**WHAT IS EXPECTED**
Go through the data below. Pull out every line that has the word "JSON".

**DATA LISTING**

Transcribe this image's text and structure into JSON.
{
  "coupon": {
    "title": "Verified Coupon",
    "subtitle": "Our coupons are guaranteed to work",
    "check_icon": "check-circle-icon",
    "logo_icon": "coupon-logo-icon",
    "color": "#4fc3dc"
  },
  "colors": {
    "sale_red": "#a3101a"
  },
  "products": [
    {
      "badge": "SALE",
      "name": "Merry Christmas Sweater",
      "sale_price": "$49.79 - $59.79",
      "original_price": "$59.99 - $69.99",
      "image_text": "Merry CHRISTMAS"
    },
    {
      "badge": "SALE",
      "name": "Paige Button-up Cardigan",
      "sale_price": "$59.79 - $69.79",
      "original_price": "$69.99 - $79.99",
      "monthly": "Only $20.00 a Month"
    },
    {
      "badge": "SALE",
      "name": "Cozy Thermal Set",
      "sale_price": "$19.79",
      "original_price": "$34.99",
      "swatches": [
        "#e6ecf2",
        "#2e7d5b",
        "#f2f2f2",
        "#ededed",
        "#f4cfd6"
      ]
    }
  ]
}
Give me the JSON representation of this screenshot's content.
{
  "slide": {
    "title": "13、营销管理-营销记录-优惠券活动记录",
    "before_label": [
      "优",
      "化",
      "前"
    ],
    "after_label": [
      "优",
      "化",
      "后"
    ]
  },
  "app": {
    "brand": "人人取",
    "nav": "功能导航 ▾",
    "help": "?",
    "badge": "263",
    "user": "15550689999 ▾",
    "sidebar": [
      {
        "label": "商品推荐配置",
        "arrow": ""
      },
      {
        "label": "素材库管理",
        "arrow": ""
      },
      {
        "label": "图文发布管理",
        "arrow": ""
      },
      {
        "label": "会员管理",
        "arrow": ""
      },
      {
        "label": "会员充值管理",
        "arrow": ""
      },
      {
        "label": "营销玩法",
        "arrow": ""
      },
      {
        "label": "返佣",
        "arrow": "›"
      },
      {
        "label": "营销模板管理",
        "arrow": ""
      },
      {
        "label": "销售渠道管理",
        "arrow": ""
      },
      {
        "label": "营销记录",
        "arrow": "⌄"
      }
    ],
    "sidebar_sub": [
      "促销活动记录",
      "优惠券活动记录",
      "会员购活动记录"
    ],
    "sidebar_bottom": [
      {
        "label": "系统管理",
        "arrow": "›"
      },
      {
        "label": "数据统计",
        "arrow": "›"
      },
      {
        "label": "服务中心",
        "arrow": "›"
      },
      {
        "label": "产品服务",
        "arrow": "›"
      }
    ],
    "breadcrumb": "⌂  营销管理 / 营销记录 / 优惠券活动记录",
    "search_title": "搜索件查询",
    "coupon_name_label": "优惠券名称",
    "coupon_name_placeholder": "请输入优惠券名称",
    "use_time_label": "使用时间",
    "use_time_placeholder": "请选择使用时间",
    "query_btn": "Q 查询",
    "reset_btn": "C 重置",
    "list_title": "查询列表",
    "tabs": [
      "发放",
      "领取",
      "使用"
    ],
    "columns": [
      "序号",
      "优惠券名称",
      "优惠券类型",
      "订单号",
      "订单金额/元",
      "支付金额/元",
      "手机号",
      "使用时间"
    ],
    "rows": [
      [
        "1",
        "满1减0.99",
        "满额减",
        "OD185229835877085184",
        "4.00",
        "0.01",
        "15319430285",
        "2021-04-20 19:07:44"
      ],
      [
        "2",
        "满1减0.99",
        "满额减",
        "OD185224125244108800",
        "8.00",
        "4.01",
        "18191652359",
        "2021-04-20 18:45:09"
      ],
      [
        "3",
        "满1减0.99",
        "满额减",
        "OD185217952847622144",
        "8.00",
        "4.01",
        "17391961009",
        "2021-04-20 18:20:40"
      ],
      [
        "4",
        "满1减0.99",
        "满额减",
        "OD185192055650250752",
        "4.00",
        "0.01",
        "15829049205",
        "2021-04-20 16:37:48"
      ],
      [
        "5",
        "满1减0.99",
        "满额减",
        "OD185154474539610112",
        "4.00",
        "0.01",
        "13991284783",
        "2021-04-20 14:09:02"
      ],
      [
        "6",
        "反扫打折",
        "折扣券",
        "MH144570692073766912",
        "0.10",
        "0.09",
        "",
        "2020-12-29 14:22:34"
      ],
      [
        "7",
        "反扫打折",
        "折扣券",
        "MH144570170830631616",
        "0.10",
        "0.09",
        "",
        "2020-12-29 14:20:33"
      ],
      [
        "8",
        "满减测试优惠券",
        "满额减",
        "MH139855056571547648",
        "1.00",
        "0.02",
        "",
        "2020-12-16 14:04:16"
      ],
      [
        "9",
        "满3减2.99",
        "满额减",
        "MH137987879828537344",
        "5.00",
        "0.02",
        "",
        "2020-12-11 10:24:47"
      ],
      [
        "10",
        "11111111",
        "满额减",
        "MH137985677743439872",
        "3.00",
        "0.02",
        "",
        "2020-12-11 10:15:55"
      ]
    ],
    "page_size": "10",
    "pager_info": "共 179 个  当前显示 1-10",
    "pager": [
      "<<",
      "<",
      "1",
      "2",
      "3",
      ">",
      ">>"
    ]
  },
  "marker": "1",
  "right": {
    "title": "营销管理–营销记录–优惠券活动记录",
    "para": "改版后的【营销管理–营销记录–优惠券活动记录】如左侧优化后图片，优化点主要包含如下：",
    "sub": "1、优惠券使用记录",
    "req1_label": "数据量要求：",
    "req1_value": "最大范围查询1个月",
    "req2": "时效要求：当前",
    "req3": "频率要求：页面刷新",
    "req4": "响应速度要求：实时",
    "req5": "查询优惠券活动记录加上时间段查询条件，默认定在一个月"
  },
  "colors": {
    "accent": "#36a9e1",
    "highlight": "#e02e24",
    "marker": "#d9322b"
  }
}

**PROBLEM SOLUTION**
Transcribe this image's text and structure into JSON.
Give me the JSON representation of this screenshot's content.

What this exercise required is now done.